══ Given information ══

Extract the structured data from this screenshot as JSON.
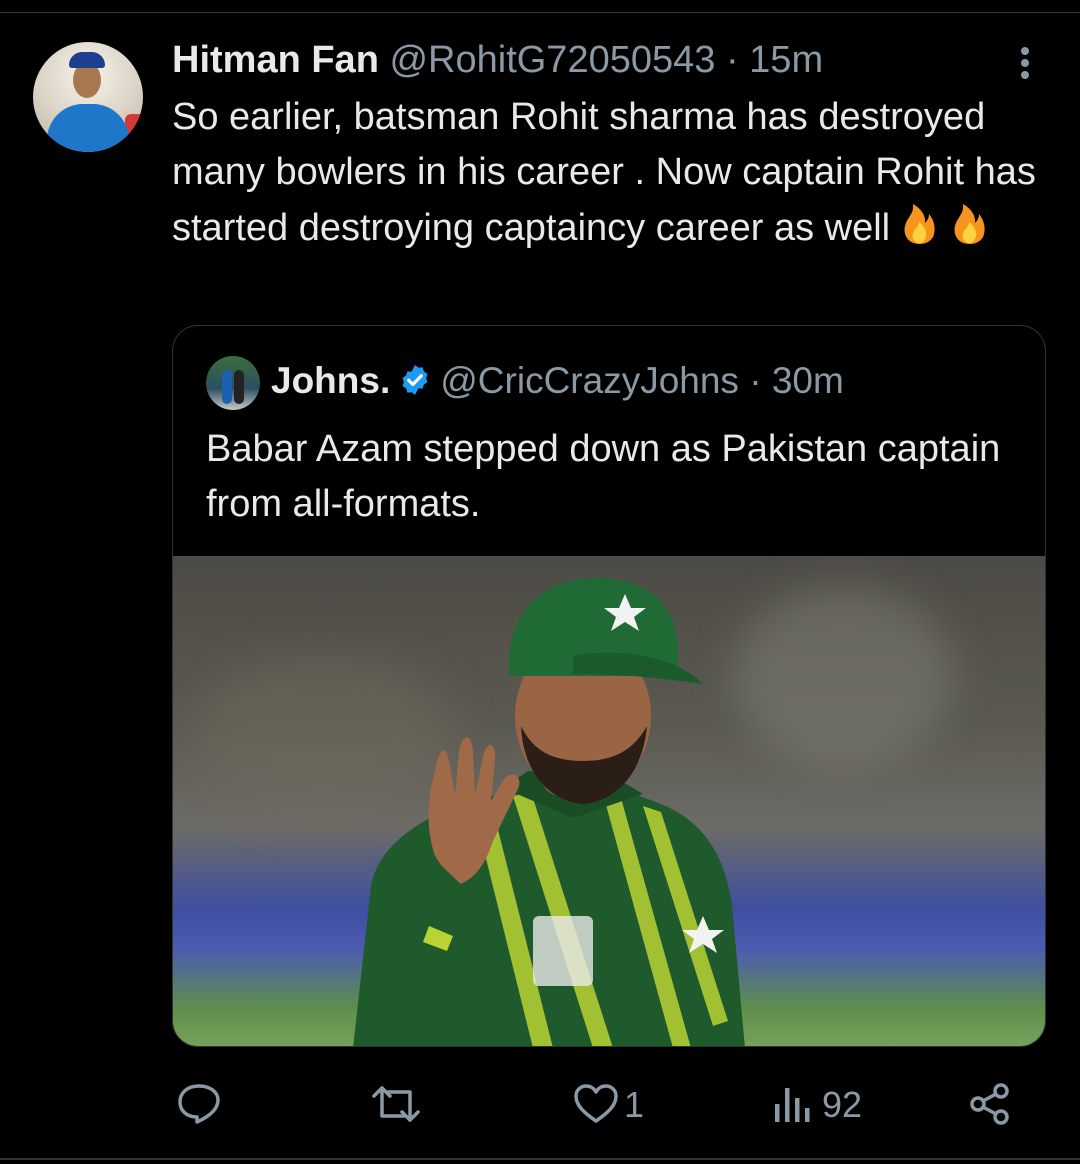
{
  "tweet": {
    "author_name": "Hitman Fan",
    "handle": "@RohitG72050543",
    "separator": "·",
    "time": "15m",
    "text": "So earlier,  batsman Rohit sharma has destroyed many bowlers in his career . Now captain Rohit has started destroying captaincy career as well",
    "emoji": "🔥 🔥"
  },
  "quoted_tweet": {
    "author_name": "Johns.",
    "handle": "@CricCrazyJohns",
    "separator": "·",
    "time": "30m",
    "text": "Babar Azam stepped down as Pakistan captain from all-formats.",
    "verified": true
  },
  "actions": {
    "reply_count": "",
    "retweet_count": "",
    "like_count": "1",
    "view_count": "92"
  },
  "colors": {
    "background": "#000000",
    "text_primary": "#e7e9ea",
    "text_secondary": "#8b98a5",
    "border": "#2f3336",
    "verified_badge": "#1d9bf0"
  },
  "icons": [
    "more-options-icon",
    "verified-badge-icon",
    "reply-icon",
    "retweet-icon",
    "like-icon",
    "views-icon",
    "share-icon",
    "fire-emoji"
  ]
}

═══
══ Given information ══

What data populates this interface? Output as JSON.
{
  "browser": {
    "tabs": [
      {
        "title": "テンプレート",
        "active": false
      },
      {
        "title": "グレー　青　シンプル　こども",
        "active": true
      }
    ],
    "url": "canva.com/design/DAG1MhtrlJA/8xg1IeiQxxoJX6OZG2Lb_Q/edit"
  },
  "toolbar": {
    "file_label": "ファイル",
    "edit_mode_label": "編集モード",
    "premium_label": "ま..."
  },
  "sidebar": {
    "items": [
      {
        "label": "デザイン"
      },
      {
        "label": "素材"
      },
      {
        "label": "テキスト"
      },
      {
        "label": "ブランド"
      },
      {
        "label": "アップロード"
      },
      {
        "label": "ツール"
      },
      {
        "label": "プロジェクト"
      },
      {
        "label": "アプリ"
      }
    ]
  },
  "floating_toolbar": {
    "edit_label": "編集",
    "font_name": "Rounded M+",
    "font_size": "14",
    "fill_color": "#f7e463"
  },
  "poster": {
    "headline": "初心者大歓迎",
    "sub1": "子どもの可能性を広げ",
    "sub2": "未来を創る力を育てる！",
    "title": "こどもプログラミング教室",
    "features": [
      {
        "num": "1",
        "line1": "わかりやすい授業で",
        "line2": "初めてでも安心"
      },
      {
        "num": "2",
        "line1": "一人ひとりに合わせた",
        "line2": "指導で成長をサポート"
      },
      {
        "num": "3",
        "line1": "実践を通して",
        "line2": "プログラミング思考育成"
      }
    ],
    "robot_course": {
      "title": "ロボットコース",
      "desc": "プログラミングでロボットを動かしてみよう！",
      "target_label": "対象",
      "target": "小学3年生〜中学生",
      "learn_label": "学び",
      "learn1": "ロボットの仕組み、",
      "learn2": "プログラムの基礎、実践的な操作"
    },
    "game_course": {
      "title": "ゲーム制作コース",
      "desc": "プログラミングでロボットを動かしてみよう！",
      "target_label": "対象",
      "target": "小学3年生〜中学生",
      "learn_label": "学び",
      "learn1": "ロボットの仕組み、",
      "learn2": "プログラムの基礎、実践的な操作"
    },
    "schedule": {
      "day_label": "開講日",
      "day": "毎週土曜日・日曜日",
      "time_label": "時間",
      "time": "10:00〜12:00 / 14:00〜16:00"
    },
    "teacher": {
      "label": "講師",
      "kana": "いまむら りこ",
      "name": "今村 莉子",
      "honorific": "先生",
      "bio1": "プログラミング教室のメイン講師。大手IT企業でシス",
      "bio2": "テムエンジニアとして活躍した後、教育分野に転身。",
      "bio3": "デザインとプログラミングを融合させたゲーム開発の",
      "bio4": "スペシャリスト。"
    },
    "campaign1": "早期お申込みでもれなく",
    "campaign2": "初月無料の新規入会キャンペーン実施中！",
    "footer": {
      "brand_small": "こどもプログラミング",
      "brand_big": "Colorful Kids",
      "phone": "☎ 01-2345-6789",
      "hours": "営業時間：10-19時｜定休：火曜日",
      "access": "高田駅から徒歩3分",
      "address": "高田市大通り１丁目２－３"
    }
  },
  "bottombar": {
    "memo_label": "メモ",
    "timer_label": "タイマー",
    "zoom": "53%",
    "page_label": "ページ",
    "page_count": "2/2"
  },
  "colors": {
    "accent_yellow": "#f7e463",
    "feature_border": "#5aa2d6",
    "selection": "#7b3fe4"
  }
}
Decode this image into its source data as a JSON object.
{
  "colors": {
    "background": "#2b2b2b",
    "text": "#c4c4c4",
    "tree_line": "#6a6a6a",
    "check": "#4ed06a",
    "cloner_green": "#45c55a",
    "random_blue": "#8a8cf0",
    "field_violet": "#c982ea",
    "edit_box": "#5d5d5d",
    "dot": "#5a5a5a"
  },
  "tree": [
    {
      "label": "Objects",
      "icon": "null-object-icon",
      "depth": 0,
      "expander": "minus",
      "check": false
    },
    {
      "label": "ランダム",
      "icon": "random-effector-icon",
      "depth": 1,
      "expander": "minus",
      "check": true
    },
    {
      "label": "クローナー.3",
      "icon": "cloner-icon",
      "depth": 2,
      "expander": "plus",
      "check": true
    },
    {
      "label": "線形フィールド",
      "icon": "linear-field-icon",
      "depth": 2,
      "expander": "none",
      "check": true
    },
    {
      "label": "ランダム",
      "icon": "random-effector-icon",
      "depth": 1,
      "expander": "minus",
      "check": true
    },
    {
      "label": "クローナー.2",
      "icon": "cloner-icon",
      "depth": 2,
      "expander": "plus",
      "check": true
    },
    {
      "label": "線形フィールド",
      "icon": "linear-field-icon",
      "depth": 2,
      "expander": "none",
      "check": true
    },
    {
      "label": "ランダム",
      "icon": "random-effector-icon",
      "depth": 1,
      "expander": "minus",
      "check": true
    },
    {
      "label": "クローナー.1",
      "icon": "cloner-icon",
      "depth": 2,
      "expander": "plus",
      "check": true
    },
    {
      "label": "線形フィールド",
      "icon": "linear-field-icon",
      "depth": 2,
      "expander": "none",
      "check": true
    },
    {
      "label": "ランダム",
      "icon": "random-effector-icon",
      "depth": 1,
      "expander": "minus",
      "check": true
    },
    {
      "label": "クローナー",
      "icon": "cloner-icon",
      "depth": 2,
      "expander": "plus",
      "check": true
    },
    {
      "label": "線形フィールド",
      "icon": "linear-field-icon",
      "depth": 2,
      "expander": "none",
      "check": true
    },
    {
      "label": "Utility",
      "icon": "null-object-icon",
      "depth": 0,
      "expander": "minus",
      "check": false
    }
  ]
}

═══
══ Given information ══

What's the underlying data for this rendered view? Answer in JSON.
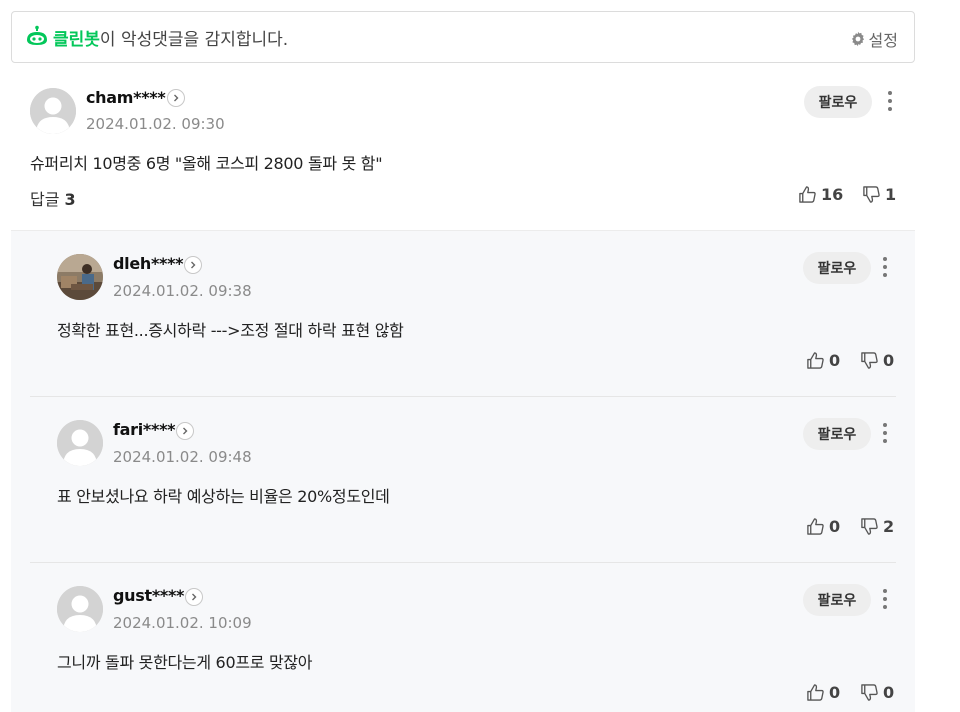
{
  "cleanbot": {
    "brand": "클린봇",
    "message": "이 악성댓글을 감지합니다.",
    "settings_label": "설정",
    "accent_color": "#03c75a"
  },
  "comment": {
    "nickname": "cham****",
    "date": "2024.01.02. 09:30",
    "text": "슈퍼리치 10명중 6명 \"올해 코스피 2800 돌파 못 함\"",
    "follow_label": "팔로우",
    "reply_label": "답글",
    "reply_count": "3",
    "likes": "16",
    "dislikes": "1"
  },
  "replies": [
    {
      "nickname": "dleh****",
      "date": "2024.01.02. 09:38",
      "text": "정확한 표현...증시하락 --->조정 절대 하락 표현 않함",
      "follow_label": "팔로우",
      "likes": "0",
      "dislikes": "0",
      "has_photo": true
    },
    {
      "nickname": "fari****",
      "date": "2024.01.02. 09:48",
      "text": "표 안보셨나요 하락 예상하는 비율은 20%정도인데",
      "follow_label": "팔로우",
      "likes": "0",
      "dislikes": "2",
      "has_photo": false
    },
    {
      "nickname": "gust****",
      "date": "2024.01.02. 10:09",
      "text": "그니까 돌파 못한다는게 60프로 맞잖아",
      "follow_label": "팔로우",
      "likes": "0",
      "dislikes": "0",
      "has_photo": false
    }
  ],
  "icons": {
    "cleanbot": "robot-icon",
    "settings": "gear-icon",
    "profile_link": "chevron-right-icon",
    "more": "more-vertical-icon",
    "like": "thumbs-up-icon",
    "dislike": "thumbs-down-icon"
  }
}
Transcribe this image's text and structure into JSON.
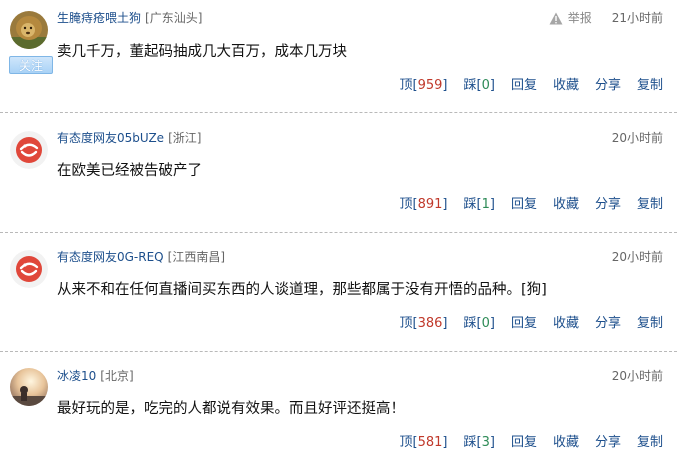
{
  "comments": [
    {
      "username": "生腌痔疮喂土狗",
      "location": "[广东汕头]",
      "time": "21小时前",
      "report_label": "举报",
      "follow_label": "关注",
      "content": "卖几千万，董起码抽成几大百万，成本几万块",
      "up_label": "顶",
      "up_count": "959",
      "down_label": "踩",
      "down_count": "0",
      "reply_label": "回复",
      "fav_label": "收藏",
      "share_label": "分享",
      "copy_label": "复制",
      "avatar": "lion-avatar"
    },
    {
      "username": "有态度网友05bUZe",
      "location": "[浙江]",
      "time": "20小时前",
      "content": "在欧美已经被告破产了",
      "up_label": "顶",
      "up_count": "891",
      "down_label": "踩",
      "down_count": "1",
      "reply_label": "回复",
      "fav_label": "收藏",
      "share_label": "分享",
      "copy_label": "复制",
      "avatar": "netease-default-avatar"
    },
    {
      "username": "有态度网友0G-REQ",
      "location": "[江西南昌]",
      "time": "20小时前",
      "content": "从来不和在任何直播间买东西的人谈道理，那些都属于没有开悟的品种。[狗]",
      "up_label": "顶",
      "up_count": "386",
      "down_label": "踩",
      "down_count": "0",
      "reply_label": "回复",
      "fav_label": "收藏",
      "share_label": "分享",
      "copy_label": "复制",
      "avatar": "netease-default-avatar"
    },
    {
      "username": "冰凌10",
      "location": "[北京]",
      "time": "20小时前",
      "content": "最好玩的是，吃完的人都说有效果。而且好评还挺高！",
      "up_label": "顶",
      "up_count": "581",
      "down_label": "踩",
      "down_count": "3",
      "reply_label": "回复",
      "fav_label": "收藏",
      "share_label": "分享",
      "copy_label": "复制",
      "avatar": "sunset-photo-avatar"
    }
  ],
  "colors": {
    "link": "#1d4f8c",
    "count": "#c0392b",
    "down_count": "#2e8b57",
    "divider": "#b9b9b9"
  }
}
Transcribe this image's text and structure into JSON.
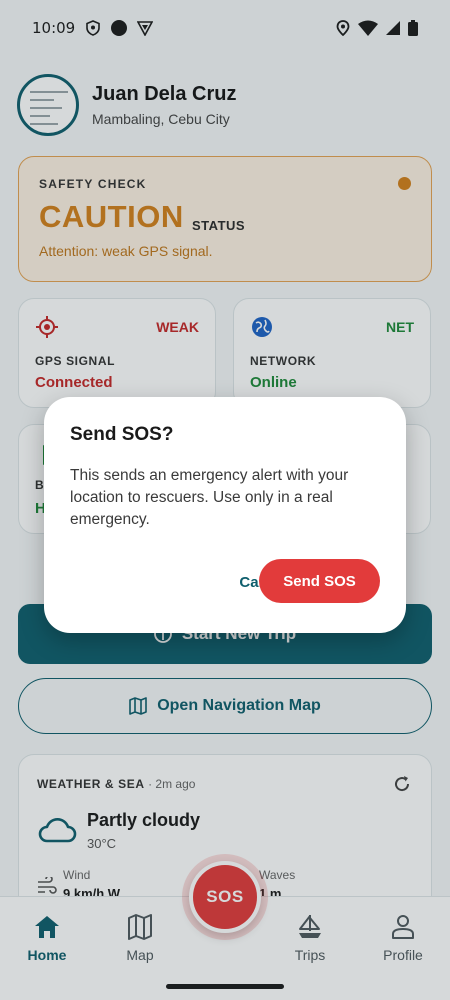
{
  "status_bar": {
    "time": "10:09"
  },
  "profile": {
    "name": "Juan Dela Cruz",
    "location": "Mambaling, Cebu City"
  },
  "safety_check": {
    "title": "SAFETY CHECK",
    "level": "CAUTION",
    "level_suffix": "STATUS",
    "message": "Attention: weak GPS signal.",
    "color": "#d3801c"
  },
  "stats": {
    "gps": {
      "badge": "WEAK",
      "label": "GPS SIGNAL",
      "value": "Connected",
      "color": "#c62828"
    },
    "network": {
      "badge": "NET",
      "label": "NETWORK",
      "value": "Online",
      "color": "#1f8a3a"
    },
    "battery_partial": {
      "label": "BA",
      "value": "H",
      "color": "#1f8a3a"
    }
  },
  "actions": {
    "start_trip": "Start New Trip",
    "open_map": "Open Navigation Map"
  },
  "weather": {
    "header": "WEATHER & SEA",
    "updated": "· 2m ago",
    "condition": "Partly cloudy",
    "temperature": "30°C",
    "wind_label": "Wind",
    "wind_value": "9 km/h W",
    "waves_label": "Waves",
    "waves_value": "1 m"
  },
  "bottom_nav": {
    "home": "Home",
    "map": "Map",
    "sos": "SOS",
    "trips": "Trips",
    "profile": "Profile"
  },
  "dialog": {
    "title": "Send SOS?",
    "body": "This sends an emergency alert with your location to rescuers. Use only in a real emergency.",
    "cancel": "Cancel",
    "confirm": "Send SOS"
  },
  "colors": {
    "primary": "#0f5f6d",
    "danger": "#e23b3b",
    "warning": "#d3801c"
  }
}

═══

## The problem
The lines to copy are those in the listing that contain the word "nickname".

## Output below
    "nickname": "cham****",
      "nickname": "dleh****",
      "nickname": "fari****",
      "nickname": "gust****",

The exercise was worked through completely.